EXERCISE INSTRUCTIONS
Your response should consist of the records, reproduced exactly.

DATA SHOWN
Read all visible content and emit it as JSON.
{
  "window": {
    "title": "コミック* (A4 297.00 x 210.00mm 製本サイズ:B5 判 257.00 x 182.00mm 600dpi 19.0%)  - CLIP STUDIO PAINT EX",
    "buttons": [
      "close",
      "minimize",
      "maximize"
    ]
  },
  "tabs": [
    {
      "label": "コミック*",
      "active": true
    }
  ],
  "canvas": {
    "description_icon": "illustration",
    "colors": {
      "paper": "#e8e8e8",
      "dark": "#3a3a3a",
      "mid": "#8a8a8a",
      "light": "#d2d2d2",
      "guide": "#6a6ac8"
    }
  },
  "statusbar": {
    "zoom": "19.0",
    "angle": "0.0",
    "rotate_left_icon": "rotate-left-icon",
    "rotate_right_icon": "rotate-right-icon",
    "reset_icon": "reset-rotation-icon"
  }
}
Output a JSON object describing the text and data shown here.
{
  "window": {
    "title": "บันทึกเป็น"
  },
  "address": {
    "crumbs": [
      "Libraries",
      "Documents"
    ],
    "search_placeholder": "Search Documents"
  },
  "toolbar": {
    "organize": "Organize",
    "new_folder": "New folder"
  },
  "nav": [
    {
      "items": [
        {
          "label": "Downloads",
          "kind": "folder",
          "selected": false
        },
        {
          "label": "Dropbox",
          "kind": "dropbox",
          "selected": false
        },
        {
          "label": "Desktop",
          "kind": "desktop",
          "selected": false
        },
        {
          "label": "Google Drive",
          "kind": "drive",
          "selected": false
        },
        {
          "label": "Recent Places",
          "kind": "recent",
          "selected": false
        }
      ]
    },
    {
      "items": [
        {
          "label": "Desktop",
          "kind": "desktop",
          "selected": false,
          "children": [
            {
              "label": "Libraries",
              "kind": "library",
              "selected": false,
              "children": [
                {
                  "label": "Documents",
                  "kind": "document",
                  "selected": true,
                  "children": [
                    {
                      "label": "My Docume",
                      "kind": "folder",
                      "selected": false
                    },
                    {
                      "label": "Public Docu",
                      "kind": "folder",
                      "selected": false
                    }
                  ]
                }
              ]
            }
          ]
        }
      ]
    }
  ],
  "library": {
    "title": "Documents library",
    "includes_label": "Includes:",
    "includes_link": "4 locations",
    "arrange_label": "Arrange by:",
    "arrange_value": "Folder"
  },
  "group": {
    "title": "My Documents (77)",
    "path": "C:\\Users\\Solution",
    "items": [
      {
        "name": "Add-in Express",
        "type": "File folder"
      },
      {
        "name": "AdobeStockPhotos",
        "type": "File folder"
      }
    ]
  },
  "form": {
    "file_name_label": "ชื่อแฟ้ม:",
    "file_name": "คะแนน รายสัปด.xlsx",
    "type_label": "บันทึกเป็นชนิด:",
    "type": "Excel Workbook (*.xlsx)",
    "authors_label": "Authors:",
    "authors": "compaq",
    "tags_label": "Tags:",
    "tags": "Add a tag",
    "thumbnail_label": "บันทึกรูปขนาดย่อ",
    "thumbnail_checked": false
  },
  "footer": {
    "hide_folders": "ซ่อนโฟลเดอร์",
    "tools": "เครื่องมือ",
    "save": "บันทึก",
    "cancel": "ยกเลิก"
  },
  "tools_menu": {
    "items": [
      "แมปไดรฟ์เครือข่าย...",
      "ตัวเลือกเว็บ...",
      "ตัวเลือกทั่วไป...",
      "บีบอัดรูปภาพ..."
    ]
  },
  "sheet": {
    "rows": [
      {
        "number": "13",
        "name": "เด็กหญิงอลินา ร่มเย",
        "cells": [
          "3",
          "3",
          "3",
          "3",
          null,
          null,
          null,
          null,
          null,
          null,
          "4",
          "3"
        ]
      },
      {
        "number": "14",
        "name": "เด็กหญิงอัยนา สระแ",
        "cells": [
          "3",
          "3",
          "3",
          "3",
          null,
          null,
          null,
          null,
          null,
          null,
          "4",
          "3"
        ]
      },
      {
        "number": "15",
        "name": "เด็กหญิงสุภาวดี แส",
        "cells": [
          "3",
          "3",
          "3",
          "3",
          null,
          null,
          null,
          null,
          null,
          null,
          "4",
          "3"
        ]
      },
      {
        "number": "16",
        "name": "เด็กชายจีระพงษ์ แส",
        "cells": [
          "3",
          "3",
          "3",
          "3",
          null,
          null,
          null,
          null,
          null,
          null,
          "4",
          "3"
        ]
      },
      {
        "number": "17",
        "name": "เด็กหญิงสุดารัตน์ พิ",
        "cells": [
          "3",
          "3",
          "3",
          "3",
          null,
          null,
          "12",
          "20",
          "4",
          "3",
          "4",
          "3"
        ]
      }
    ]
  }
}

TASK RESULT
Read all visible content and emit it as JSON.
{
  "window": {
    "title": "コミック* (A4 297.00 x 210.00mm 製本サイズ:B5 判 257.00 x 182.00mm 600dpi 19.0%)  - CLIP STUDIO PAINT EX",
    "buttons": [
      "close",
      "minimize",
      "maximize"
    ]
  },
  "tabs": [
    {
      "label": "コミック*",
      "active": true
    }
  ],
  "canvas": {
    "description_icon": "illustration",
    "colors": {
      "paper": "#e8e8e8",
      "dark": "#3a3a3a",
      "mid": "#8a8a8a",
      "light": "#d2d2d2",
      "guide": "#6a6ac8"
    }
  },
  "statusbar": {
    "zoom": "19.0",
    "angle": "0.0",
    "rotate_left_icon": "rotate-left-icon",
    "rotate_right_icon": "rotate-right-icon",
    "reset_icon": "reset-rotation-icon"
  }
}
Output a JSON object describing the text and data shown here.
{
  "window": {
    "title": "บันทึกเป็น"
  },
  "address": {
    "crumbs": [
      "Libraries",
      "Documents"
    ],
    "search_placeholder": "Search Documents"
  },
  "toolbar": {
    "organize": "Organize",
    "new_folder": "New folder"
  },
  "nav": [
    {
      "items": [
        {
          "label": "Downloads",
          "kind": "folder",
          "selected": false
        },
        {
          "label": "Dropbox",
          "kind": "dropbox",
          "selected": false
        },
        {
          "label": "Desktop",
          "kind": "desktop",
          "selected": false
        },
        {
          "label": "Google Drive",
          "kind": "drive",
          "selected": false
        },
        {
          "label": "Recent Places",
          "kind": "recent",
          "selected": false
        }
      ]
    },
    {
      "items": [
        {
          "label": "Desktop",
          "kind": "desktop",
          "selected": false,
          "children": [
            {
              "label": "Libraries",
              "kind": "library",
              "selected": false,
              "children": [
                {
                  "label": "Documents",
                  "kind": "document",
                  "selected": true,
                  "children": [
                    {
                      "label": "My Docume",
                      "kind": "folder",
                      "selected": false
                    },
                    {
                      "label": "Public Docu",
                      "kind": "folder",
                      "selected": false
                    }
                  ]
                }
              ]
            }
          ]
        }
      ]
    }
  ],
  "library": {
    "title": "Documents library",
    "includes_label": "Includes:",
    "includes_link": "4 locations",
    "arrange_label": "Arrange by:",
    "arrange_value": "Folder"
  },
  "group": {
    "title": "My Documents (77)",
    "path": "C:\\Users\\Solution",
    "items": [
      {
        "name": "Add-in Express",
        "type": "File folder"
      },
      {
        "name": "AdobeStockPhotos",
        "type": "File folder"
      }
    ]
  },
  "form": {
    "file_name_label": "ชื่อแฟ้ม:",
    "file_name": "คะแนน รายสัปด.xlsx",
    "type_label": "บันทึกเป็นชนิด:",
    "type": "Excel Workbook (*.xlsx)",
    "authors_label": "Authors:",
    "authors": "compaq",
    "tags_label": "Tags:",
    "tags": "Add a tag",
    "thumbnail_label": "บันทึกรูปขนาดย่อ",
    "thumbnail_checked": false
  },
  "footer": {
    "hide_folders": "ซ่อนโฟลเดอร์",
    "tools": "เครื่องมือ",
    "save": "บันทึก",
    "cancel": "ยกเลิก"
  },
  "tools_menu": {
    "items": [
      "แมปไดรฟ์เครือข่าย...",
      "ตัวเลือกเว็บ...",
      "ตัวเลือกทั่วไป...",
      "บีบอัดรูปภาพ..."
    ]
  },
  "sheet": {
    "rows": [
      {
        "number": "13",
        "name": "เด็กหญิงอลินา ร่มเย",
        "cells": [
          "3",
          "3",
          "3",
          "3",
          null,
          null,
          null,
          null,
          null,
          null,
          "4",
          "3"
        ]
      },
      {
        "number": "14",
        "name": "เด็กหญิงอัยนา สระแ",
        "cells": [
          "3",
          "3",
          "3",
          "3",
          null,
          null,
          null,
          null,
          null,
          null,
          "4",
          "3"
        ]
      },
      {
        "number": "15",
        "name": "เด็กหญิงสุภาวดี แส",
        "cells": [
          "3",
          "3",
          "3",
          "3",
          null,
          null,
          null,
          null,
          null,
          null,
          "4",
          "3"
        ]
      },
      {
        "number": "16",
        "name": "เด็กชายจีระพงษ์ แส",
        "cells": [
          "3",
          "3",
          "3",
          "3",
          null,
          null,
          null,
          null,
          null,
          null,
          "4",
          "3"
        ]
      },
      {
        "number": "17",
        "name": "เด็กหญิงสุดารัตน์ พิ",
        "cells": [
          "3",
          "3",
          "3",
          "3",
          null,
          null,
          "12",
          "20",
          "4",
          "3",
          "4",
          "3"
        ]
      }
    ]
  }
}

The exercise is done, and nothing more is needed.